- [Exercise data]
※ ※ ※

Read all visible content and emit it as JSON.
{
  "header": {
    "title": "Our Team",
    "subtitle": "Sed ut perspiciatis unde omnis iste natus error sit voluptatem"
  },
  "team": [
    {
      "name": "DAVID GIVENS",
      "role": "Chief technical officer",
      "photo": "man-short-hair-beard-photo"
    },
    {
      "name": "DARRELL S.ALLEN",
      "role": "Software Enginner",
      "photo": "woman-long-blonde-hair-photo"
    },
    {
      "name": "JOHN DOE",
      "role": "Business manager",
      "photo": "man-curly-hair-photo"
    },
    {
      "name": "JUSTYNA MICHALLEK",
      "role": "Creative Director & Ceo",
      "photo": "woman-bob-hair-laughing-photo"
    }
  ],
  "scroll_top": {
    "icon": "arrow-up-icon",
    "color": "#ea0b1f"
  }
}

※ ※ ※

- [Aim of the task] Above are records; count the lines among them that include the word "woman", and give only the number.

- [Result of this task] 2